> _Task to complete_
I need the records below retyped exactly.

Source data Start Marker

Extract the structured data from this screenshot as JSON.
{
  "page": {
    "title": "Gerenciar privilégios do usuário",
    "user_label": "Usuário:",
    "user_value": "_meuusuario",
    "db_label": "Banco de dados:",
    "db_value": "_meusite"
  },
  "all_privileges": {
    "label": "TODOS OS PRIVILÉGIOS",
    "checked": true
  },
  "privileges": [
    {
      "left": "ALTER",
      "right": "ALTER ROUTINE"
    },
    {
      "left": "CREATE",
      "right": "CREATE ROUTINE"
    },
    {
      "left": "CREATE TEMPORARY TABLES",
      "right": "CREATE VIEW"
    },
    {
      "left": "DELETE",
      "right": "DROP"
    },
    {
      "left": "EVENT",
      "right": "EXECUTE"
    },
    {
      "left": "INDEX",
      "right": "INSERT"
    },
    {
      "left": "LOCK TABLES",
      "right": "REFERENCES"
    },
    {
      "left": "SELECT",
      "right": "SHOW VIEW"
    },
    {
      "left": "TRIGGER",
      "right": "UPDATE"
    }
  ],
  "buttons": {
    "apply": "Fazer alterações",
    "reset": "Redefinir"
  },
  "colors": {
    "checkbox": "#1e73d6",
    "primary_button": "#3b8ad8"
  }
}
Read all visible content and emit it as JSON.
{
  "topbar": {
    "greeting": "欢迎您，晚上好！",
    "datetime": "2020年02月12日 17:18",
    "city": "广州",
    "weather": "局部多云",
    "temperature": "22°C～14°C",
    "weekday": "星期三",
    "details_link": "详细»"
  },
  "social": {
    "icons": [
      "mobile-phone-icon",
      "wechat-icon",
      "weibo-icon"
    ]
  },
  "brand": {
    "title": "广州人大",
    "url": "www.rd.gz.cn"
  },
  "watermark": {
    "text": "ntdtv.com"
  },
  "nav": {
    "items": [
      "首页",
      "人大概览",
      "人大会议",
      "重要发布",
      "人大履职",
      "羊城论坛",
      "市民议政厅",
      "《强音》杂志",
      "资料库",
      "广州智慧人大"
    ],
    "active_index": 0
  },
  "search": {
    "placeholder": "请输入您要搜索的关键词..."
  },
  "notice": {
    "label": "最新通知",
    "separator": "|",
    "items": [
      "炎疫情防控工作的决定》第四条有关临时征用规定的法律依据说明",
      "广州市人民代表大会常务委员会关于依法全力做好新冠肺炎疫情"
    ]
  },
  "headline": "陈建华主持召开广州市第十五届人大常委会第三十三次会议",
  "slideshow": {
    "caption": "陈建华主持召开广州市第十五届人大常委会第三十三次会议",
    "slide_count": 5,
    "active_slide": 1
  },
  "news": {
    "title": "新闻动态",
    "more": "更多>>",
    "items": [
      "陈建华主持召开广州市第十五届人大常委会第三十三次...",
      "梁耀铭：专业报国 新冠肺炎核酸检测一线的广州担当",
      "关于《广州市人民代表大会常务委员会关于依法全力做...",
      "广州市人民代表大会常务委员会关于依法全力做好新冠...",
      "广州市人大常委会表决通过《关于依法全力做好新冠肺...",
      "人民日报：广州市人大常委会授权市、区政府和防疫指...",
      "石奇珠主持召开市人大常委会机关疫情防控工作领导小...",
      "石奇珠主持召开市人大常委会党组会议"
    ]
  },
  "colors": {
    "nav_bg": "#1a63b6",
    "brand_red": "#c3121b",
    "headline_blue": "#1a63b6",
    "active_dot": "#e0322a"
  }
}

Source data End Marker

> _Reply_
Extract the structured data from this screenshot as JSON.
{
  "page": {
    "title": "Gerenciar privilégios do usuário",
    "user_label": "Usuário:",
    "user_value": "_meuusuario",
    "db_label": "Banco de dados:",
    "db_value": "_meusite"
  },
  "all_privileges": {
    "label": "TODOS OS PRIVILÉGIOS",
    "checked": true
  },
  "privileges": [
    {
      "left": "ALTER",
      "right": "ALTER ROUTINE"
    },
    {
      "left": "CREATE",
      "right": "CREATE ROUTINE"
    },
    {
      "left": "CREATE TEMPORARY TABLES",
      "right": "CREATE VIEW"
    },
    {
      "left": "DELETE",
      "right": "DROP"
    },
    {
      "left": "EVENT",
      "right": "EXECUTE"
    },
    {
      "left": "INDEX",
      "right": "INSERT"
    },
    {
      "left": "LOCK TABLES",
      "right": "REFERENCES"
    },
    {
      "left": "SELECT",
      "right": "SHOW VIEW"
    },
    {
      "left": "TRIGGER",
      "right": "UPDATE"
    }
  ],
  "buttons": {
    "apply": "Fazer alterações",
    "reset": "Redefinir"
  },
  "colors": {
    "checkbox": "#1e73d6",
    "primary_button": "#3b8ad8"
  }
}
Read all visible content and emit it as JSON.
{
  "topbar": {
    "greeting": "欢迎您，晚上好！",
    "datetime": "2020年02月12日 17:18",
    "city": "广州",
    "weather": "局部多云",
    "temperature": "22°C～14°C",
    "weekday": "星期三",
    "details_link": "详细»"
  },
  "social": {
    "icons": [
      "mobile-phone-icon",
      "wechat-icon",
      "weibo-icon"
    ]
  },
  "brand": {
    "title": "广州人大",
    "url": "www.rd.gz.cn"
  },
  "watermark": {
    "text": "ntdtv.com"
  },
  "nav": {
    "items": [
      "首页",
      "人大概览",
      "人大会议",
      "重要发布",
      "人大履职",
      "羊城论坛",
      "市民议政厅",
      "《强音》杂志",
      "资料库",
      "广州智慧人大"
    ],
    "active_index": 0
  },
  "search": {
    "placeholder": "请输入您要搜索的关键词..."
  },
  "notice": {
    "label": "最新通知",
    "separator": "|",
    "items": [
      "炎疫情防控工作的决定》第四条有关临时征用规定的法律依据说明",
      "广州市人民代表大会常务委员会关于依法全力做好新冠肺炎疫情"
    ]
  },
  "headline": "陈建华主持召开广州市第十五届人大常委会第三十三次会议",
  "slideshow": {
    "caption": "陈建华主持召开广州市第十五届人大常委会第三十三次会议",
    "slide_count": 5,
    "active_slide": 1
  },
  "news": {
    "title": "新闻动态",
    "more": "更多>>",
    "items": [
      "陈建华主持召开广州市第十五届人大常委会第三十三次...",
      "梁耀铭：专业报国 新冠肺炎核酸检测一线的广州担当",
      "关于《广州市人民代表大会常务委员会关于依法全力做...",
      "广州市人民代表大会常务委员会关于依法全力做好新冠...",
      "广州市人大常委会表决通过《关于依法全力做好新冠肺...",
      "人民日报：广州市人大常委会授权市、区政府和防疫指...",
      "石奇珠主持召开市人大常委会机关疫情防控工作领导小...",
      "石奇珠主持召开市人大常委会党组会议"
    ]
  },
  "colors": {
    "nav_bg": "#1a63b6",
    "brand_red": "#c3121b",
    "headline_blue": "#1a63b6",
    "active_dot": "#e0322a"
  }
}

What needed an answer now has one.